Exercise instructions — What lines in the entries hold the string "notendur"? List them.

Records for the exercise —
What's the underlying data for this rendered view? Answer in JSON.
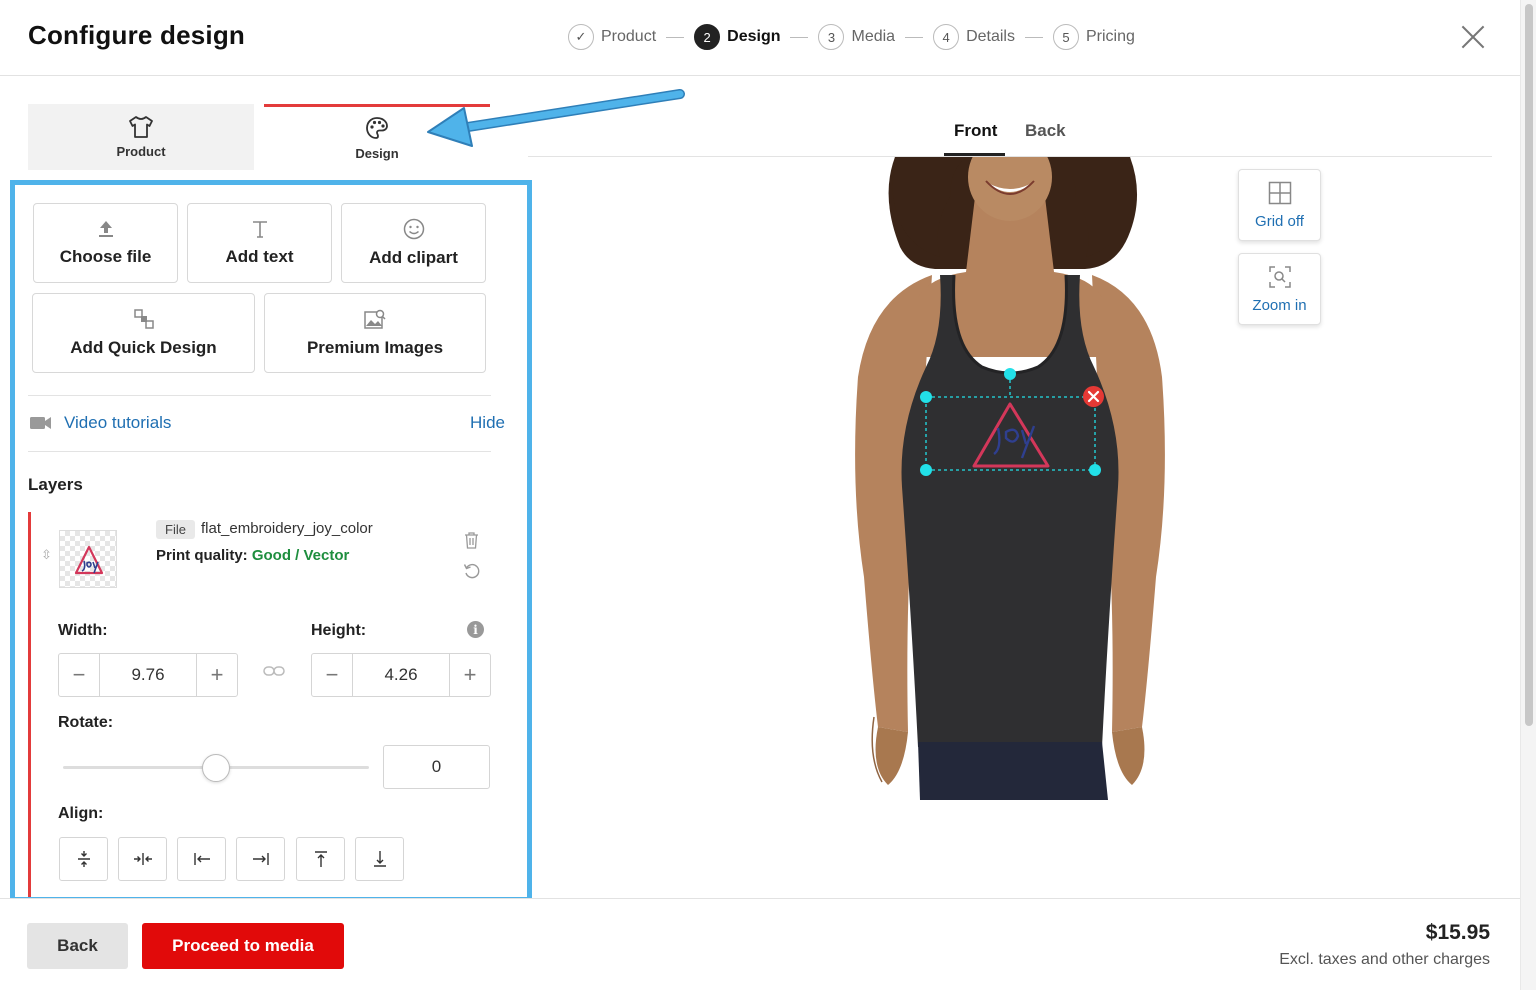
{
  "header": {
    "title": "Configure design",
    "steps": [
      {
        "num": "✓",
        "label": "Product"
      },
      {
        "num": "2",
        "label": "Design"
      },
      {
        "num": "3",
        "label": "Media"
      },
      {
        "num": "4",
        "label": "Details"
      },
      {
        "num": "5",
        "label": "Pricing"
      }
    ]
  },
  "left_tabs": [
    {
      "label": "Product",
      "icon": "tshirt-icon"
    },
    {
      "label": "Design",
      "icon": "palette-icon"
    }
  ],
  "tools": {
    "choose_file": "Choose file",
    "add_text": "Add text",
    "add_clipart": "Add clipart",
    "add_quick_design": "Add Quick Design",
    "premium_images": "Premium Images"
  },
  "video": {
    "label": "Video tutorials",
    "hide": "Hide"
  },
  "layers": {
    "title": "Layers",
    "file_chip": "File",
    "file_name": "flat_embroidery_joy_color",
    "print_quality_label": "Print quality:",
    "print_quality_value": "Good / Vector",
    "width_label": "Width:",
    "width_value": "9.76",
    "height_label": "Height:",
    "height_value": "4.26",
    "rotate_label": "Rotate:",
    "rotate_value": "0",
    "rotate_fraction": 0.5,
    "align_label": "Align:"
  },
  "preview": {
    "tabs": [
      "Front",
      "Back"
    ],
    "active_tab": "Front",
    "grid_label": "Grid off",
    "zoom_label": "Zoom in",
    "design_text": "joy"
  },
  "footer": {
    "back": "Back",
    "proceed": "Proceed to media",
    "price": "$15.95",
    "price_note": "Excl. taxes and other charges"
  },
  "colors": {
    "accent_red": "#e10a0a",
    "highlight_blue": "#4fb3ea",
    "link_blue": "#1f6fb2",
    "quality_green": "#1e8e3e",
    "handle_cyan": "#22e0e8"
  }
}
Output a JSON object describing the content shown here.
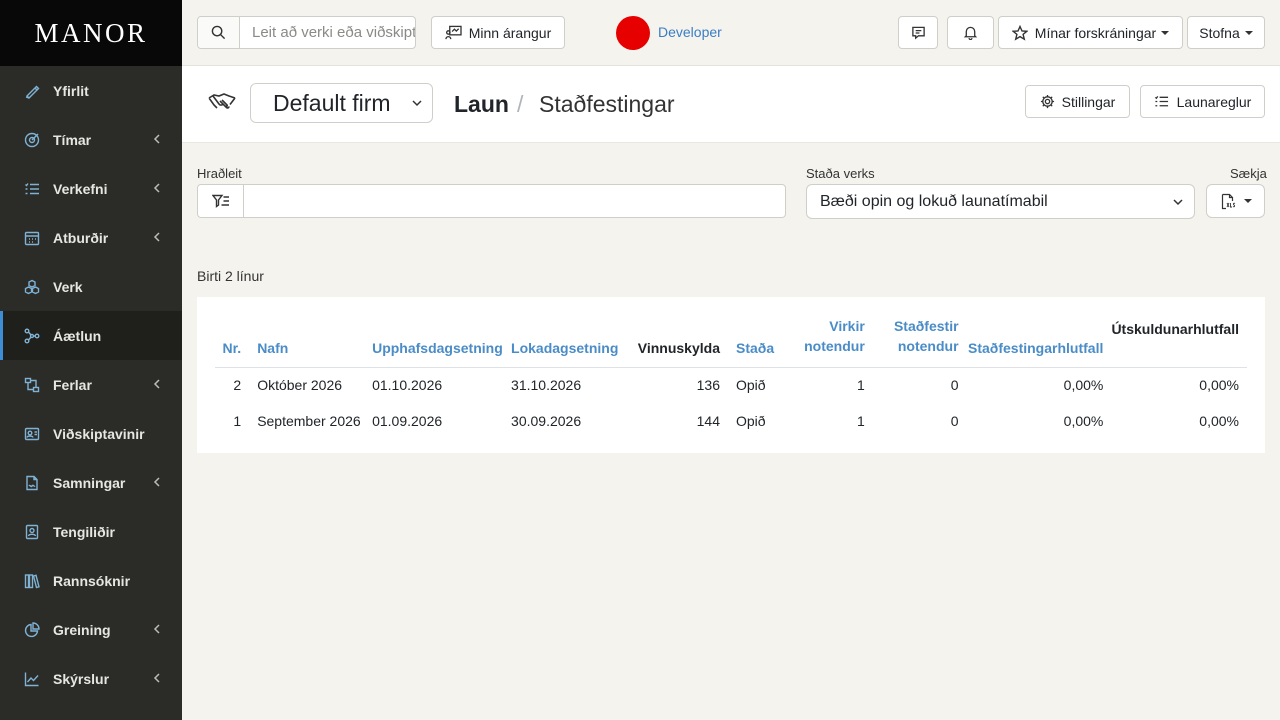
{
  "brand": "MANOR",
  "sidebar": {
    "items": [
      {
        "label": "Yfirlit",
        "icon": "pen-icon",
        "has_submenu": false
      },
      {
        "label": "Tímar",
        "icon": "target-clock-icon",
        "has_submenu": true
      },
      {
        "label": "Verkefni",
        "icon": "task-list-icon",
        "has_submenu": true
      },
      {
        "label": "Atburðir",
        "icon": "calendar-icon",
        "has_submenu": true
      },
      {
        "label": "Verk",
        "icon": "cubes-icon",
        "has_submenu": false
      },
      {
        "label": "Áætlun",
        "icon": "network-icon",
        "has_submenu": false,
        "active": true
      },
      {
        "label": "Ferlar",
        "icon": "process-icon",
        "has_submenu": true
      },
      {
        "label": "Viðskiptavinir",
        "icon": "id-card-icon",
        "has_submenu": false
      },
      {
        "label": "Samningar",
        "icon": "contract-icon",
        "has_submenu": true
      },
      {
        "label": "Tengiliðir",
        "icon": "contact-icon",
        "has_submenu": false
      },
      {
        "label": "Rannsóknir",
        "icon": "books-icon",
        "has_submenu": false
      },
      {
        "label": "Greining",
        "icon": "pie-chart-icon",
        "has_submenu": true
      },
      {
        "label": "Skýrslur",
        "icon": "line-chart-icon",
        "has_submenu": true
      }
    ]
  },
  "topbar": {
    "search_placeholder": "Leit að verki eða viðskiptavini",
    "achievements_label": "Minn árangur",
    "user_name": "Developer",
    "my_registrations_label": "Mínar forskráningar",
    "create_label": "Stofna"
  },
  "header": {
    "firm": "Default firm",
    "crumb_parent": "Laun",
    "crumb_separator": "/",
    "crumb_current": "Staðfestingar",
    "settings_label": "Stillingar",
    "rules_label": "Launareglur"
  },
  "filters": {
    "quick_search_label": "Hraðleit",
    "quick_search_value": "",
    "status_label": "Staða verks",
    "status_value": "Bæði opin og lokuð launatímabil",
    "fetch_label": "Sækja"
  },
  "table": {
    "row_count_text": "Birti 2 línur",
    "headers": {
      "nr": "Nr.",
      "name": "Nafn",
      "start": "Upphafsdagsetning",
      "end": "Lokadagsetning",
      "workload": "Vinnuskylda",
      "status": "Staða",
      "active_users_1": "Virkir",
      "active_users_2": "notendur",
      "confirmed_users_1": "Staðfestir",
      "confirmed_users_2": "notendur",
      "confirm_ratio": "Staðfestingarhlutfall",
      "payout_ratio": "Útskuldunarhlutfall"
    },
    "rows": [
      {
        "nr": "2",
        "name": "Október 2026",
        "start": "01.10.2026",
        "end": "31.10.2026",
        "workload": "136",
        "status": "Opið",
        "active_users": "1",
        "confirmed_users": "0",
        "confirm_ratio": "0,00%",
        "payout_ratio": "0,00%"
      },
      {
        "nr": "1",
        "name": "September 2026",
        "start": "01.09.2026",
        "end": "30.09.2026",
        "workload": "144",
        "status": "Opið",
        "active_users": "1",
        "confirmed_users": "0",
        "confirm_ratio": "0,00%",
        "payout_ratio": "0,00%"
      }
    ]
  },
  "colors": {
    "sidebar_bg": "#2b2b27",
    "brand_bg": "#080808",
    "accent_blue": "#4a8cc7",
    "active_indicator": "#3d8ed6",
    "avatar_red": "#e60000",
    "page_bg": "#f4f3ee"
  }
}
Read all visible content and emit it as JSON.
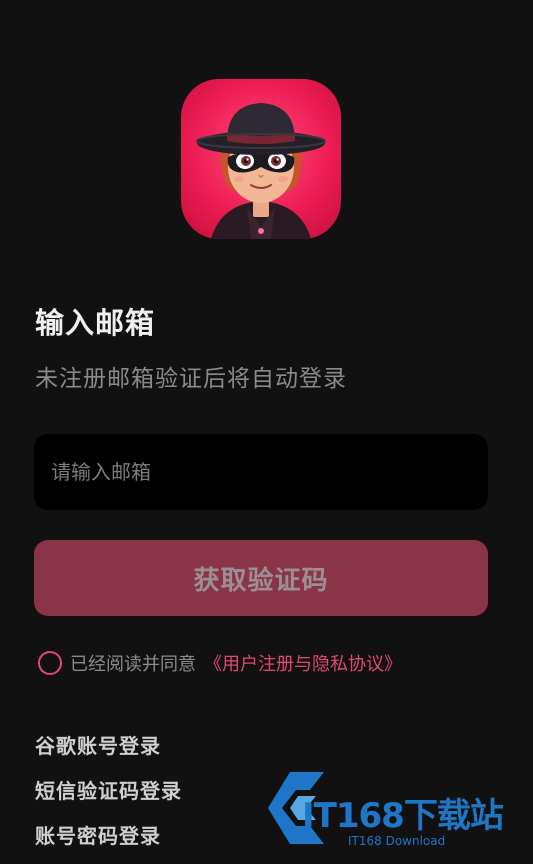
{
  "app_icon": {
    "name": "masked-character-avatar-icon"
  },
  "page": {
    "title": "输入邮箱",
    "subtitle": "未注册邮箱验证后将自动登录"
  },
  "email": {
    "placeholder": "请输入邮箱",
    "value": ""
  },
  "get_code_button": {
    "label": "获取验证码"
  },
  "agreement": {
    "checked": false,
    "text": "已经阅读并同意",
    "link": "《用户注册与隐私协议》"
  },
  "alt_login": {
    "google": "谷歌账号登录",
    "sms": "短信验证码登录",
    "account": "账号密码登录"
  },
  "watermark": {
    "main": "IT168下载站",
    "sub": "IT168 Download"
  },
  "colors": {
    "background": "#111112",
    "accent": "#e3486f",
    "button": "#8a3449",
    "input_bg": "#000000"
  }
}
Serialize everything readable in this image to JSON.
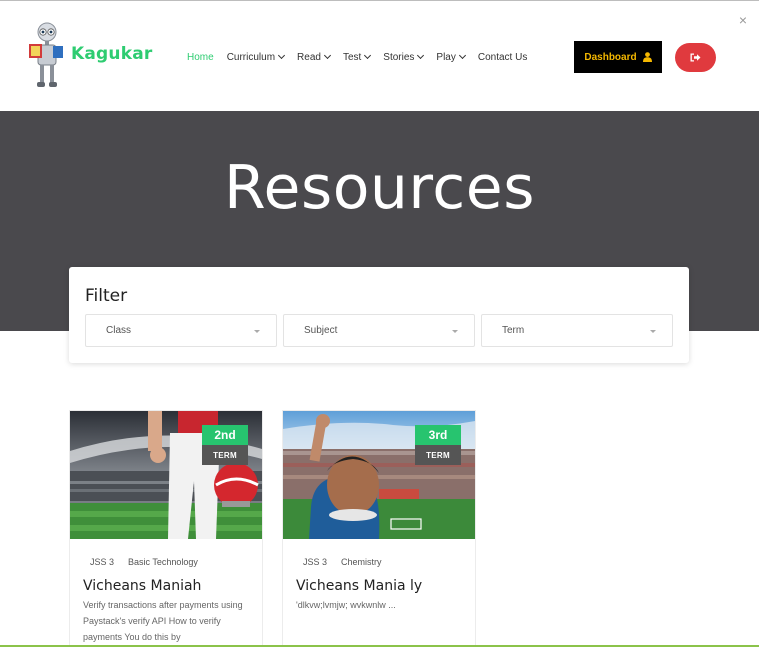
{
  "header": {
    "logo_text": "Kagukar",
    "close_symbol": "×",
    "nav": [
      {
        "label": "Home",
        "has_dropdown": false,
        "active": true
      },
      {
        "label": "Curriculum",
        "has_dropdown": true,
        "active": false
      },
      {
        "label": "Read",
        "has_dropdown": true,
        "active": false
      },
      {
        "label": "Test",
        "has_dropdown": true,
        "active": false
      },
      {
        "label": "Stories",
        "has_dropdown": true,
        "active": false
      },
      {
        "label": "Play",
        "has_dropdown": true,
        "active": false
      },
      {
        "label": "Contact Us",
        "has_dropdown": false,
        "active": false
      }
    ],
    "dashboard_label": "Dashboard",
    "dashboard_icon": "user-icon",
    "logout_icon": "sign-out-icon"
  },
  "hero": {
    "title": "Resources"
  },
  "filter": {
    "title": "Filter",
    "selects": [
      {
        "placeholder": "Class"
      },
      {
        "placeholder": "Subject"
      },
      {
        "placeholder": "Term"
      }
    ]
  },
  "cards": [
    {
      "term_number": "2nd",
      "term_label": "TERM",
      "class": "JSS 3",
      "subject": "Basic Technology",
      "title": "Vicheans Maniah",
      "description": "Verify transactions after payments using Paystack's verify API How to verify payments You do this by"
    },
    {
      "term_number": "3rd",
      "term_label": "TERM",
      "class": "JSS 3",
      "subject": "Chemistry",
      "title": "Vicheans Mania ly",
      "description": "'dlkvw;lvmjw; wvkwnlw ..."
    }
  ],
  "colors": {
    "accent_green": "#2ecc71",
    "hero_bg": "#4a494d",
    "dashboard_bg": "#000000",
    "dashboard_text": "#f5b800",
    "logout_bg": "#e03a3e",
    "badge_green": "#27c46f",
    "badge_grey": "#555555"
  }
}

Your solution —
      "active_users_2": "notendur",
      "confirmed_users_2": "notendur",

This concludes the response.